With ANZ managing director John Jakovcevic.
What data centre infrastructure services do you specialise in?
We continuously strive to protect critical data, support lives, our economy and our future. We do this by providing resilient and energy efficient cooling equipment supported by a team of technical and engineering specialists.
When did your company first get involved in this area?
We commenced trading in 2001 as an exclusive distributor of the Stulz products. In 2005 we formed a joint venture with Stulz. In 2012, became a 100 percent owned company of the Stulz family. Stulz itself is 71 years young.
What credentials do you have that apply to data centres?
As a manufacturer we conform to ISO 9000 and other related ISO standards, regulatory standards relating to manufacture, energy performance and use of refrigerants.
Do you use a distributor to procure the products you supply?
We source our equipment directly from Germany and distribute through mechanical or HVAC firms, selected IT resellers, direct to data centre and co-location providers.
Have you heard about any cool developments in the data centre space recently?
We are pleased to be an exclusive sales and service partner of a Canadian company called Cool IT. Cool IT designs and manufactures direct chip liquid cooling for high-performance computing and for high-density environments. It’s an interesting shift, a back to the future experience given we were directly cooling IBM mainframes 20 years ago.
Can you tell us about a recent project?
Assisting NextDC to achieve Tier IV fault tolerance for their newest Brisbane data centre and soon for their second Sydney data centre. The solution offered to NextDC is unique in Australia resulting in fantastic savings in their operational costs.
What is driving customers’ data centre projects?

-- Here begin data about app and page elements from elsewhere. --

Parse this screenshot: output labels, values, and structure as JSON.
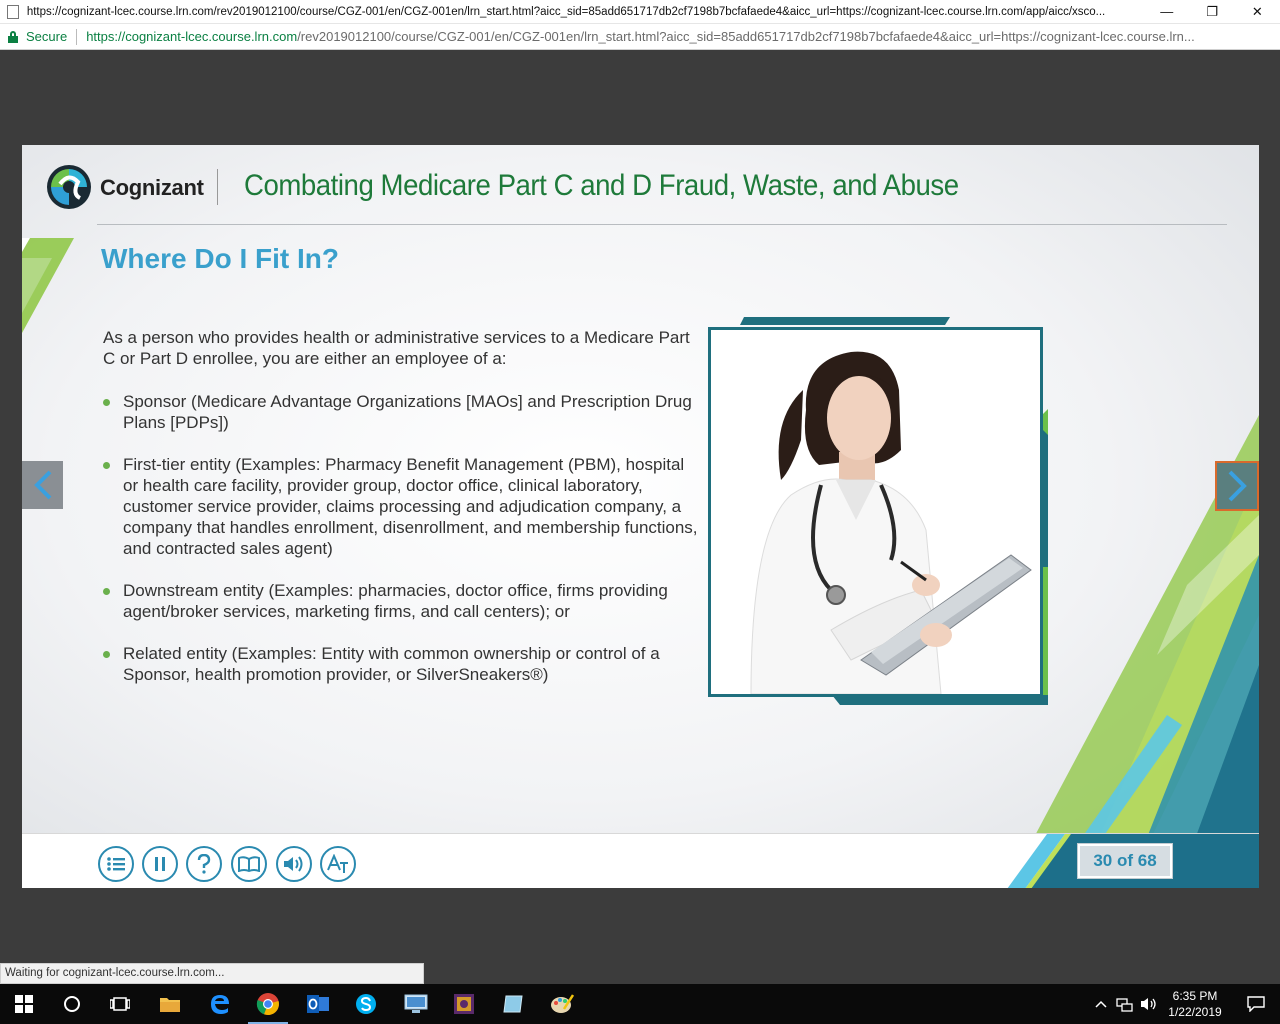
{
  "window": {
    "title": "https://cognizant-lcec.course.lrn.com/rev2019012100/course/CGZ-001/en/CGZ-001en/lrn_start.html?aicc_sid=85add651717db2cf7198b7bcfafaede4&aicc_url=https://cognizant-lcec.course.lrn.com/app/aicc/xsco...",
    "minimize": "—",
    "restore": "❐",
    "close": "✕"
  },
  "address_bar": {
    "secure_label": "Secure",
    "url_host": "https://cognizant-lcec.course.lrn.com",
    "url_rest": "/rev2019012100/course/CGZ-001/en/CGZ-001en/lrn_start.html?aicc_sid=85add651717db2cf7198b7bcfafaede4&aicc_url=https://cognizant-lcec.course.lrn..."
  },
  "slide": {
    "brand": "Cognizant",
    "course_title": "Combating Medicare Part C and D Fraud, Waste, and Abuse",
    "section_title": "Where Do I Fit In?",
    "intro": "As a person who provides health or administrative services to a Medicare Part C or Part D enrollee, you are either an employee of a:",
    "bullets": [
      "Sponsor (Medicare Advantage Organizations [MAOs] and Prescription Drug Plans [PDPs])",
      "First-tier entity (Examples: Pharmacy Benefit Management (PBM), hospital or health care facility, provider group, doctor office, clinical laboratory, customer service provider, claims processing and adjudication company, a company that handles enrollment, disenrollment, and membership functions, and contracted sales agent)",
      "Downstream entity (Examples: pharmacies, doctor office, firms providing agent/broker services, marketing firms, and call centers); or",
      "Related entity (Examples: Entity with common ownership or control of a Sponsor, health promotion provider, or SilverSneakers®)"
    ],
    "page_counter": "30 of 68"
  },
  "status_text": "Waiting for cognizant-lcec.course.lrn.com...",
  "clock": {
    "time": "6:35 PM",
    "date": "1/22/2019"
  },
  "colors": {
    "accent_blue": "#3aa0cc",
    "title_green": "#1e7a3a",
    "bullet_green": "#6ab04c",
    "frame_teal": "#1f6f7e"
  }
}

Cloud and the continual outsourcing of IT services. We saw a dramatic shift soon after the GFC in the latter directly impacting our business both from a supply and post-sales service perspective. While this has impacted one part of our market, another sector – co-locations and hyperscale data centres – just keep getting built.
Data centre infrastructure is…?

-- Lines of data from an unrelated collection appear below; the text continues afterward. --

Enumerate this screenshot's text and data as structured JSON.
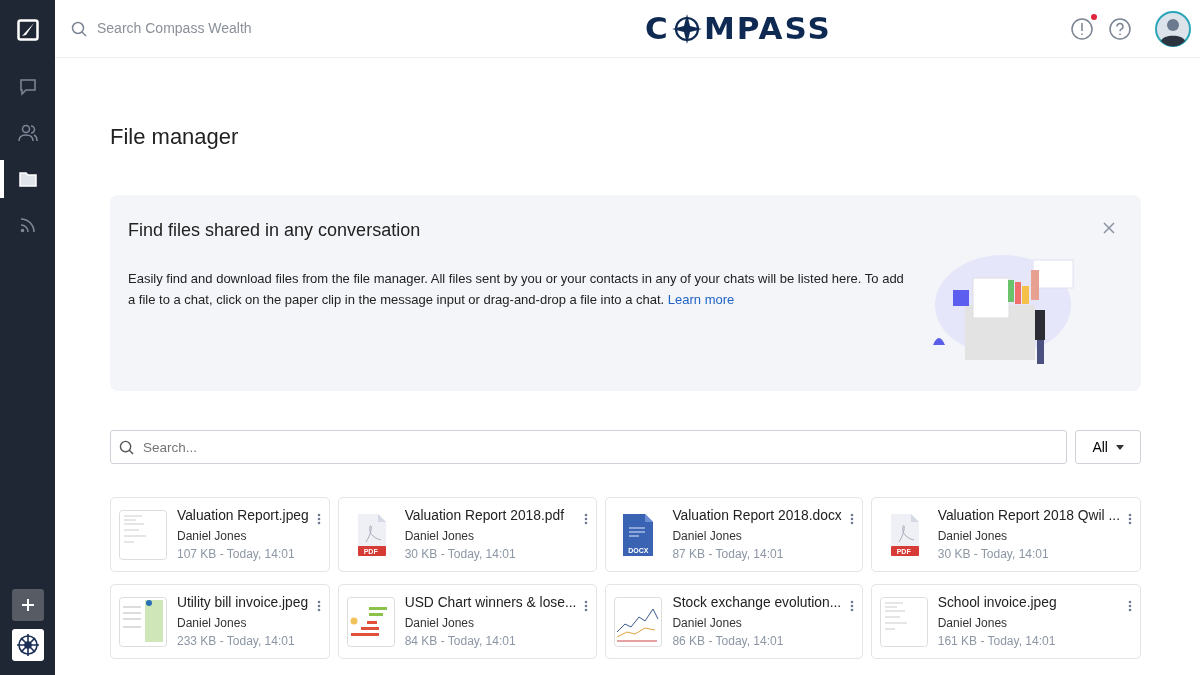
{
  "sidebar": {
    "items": [
      {
        "kind": "chat",
        "selected": false
      },
      {
        "kind": "contacts",
        "selected": false
      },
      {
        "kind": "files",
        "selected": true
      },
      {
        "kind": "feed",
        "selected": false
      }
    ]
  },
  "header": {
    "search": {
      "placeholder": "Search Compass Wealth"
    },
    "logo": {
      "before": "C",
      "after": "MPASS"
    },
    "alerts": {
      "unread": true
    }
  },
  "page": {
    "title": "File manager"
  },
  "banner": {
    "title": "Find files shared in any conversation",
    "text": "Easily find and download files from the file manager. All files sent by you or your contacts in any of your chats will be listed here. To add a file to a chat, click on the paper clip in the message input or drag-and-drop a file into a chat.",
    "link": "Learn more"
  },
  "filter": {
    "search": {
      "placeholder": "Search..."
    },
    "dropdown": "All"
  },
  "files": [
    {
      "name": "Valuation Report.jpeg",
      "owner": "Daniel Jones",
      "meta": "107 KB - Today, 14:01"
    },
    {
      "kind": "pdf",
      "name": "Valuation Report 2018.pdf",
      "owner": "Daniel Jones",
      "meta": "30 KB - Today, 14:01",
      "badge": "PDF"
    },
    {
      "kind": "docx",
      "name": "Valuation Report 2018.docx",
      "owner": "Daniel Jones",
      "meta": "87 KB - Today, 14:01",
      "badge": "DOCX"
    },
    {
      "kind": "pdf",
      "name": "Valuation Report 2018 Qwil ...",
      "owner": "Daniel Jones",
      "meta": "30 KB - Today, 14:01",
      "badge": "PDF"
    },
    {
      "name": "Utility bill invoice.jpeg",
      "owner": "Daniel Jones",
      "meta": "233 KB - Today, 14:01"
    },
    {
      "name": "USD Chart winners & lose...",
      "owner": "Daniel Jones",
      "meta": "84 KB - Today, 14:01"
    },
    {
      "name": "Stock exchange evolution...",
      "owner": "Daniel Jones",
      "meta": "86 KB - Today, 14:01"
    },
    {
      "name": "School invoice.jpeg",
      "owner": "Daniel Jones",
      "meta": "161 KB - Today, 14:01"
    }
  ]
}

A physical component or components that allow businesses to be in business.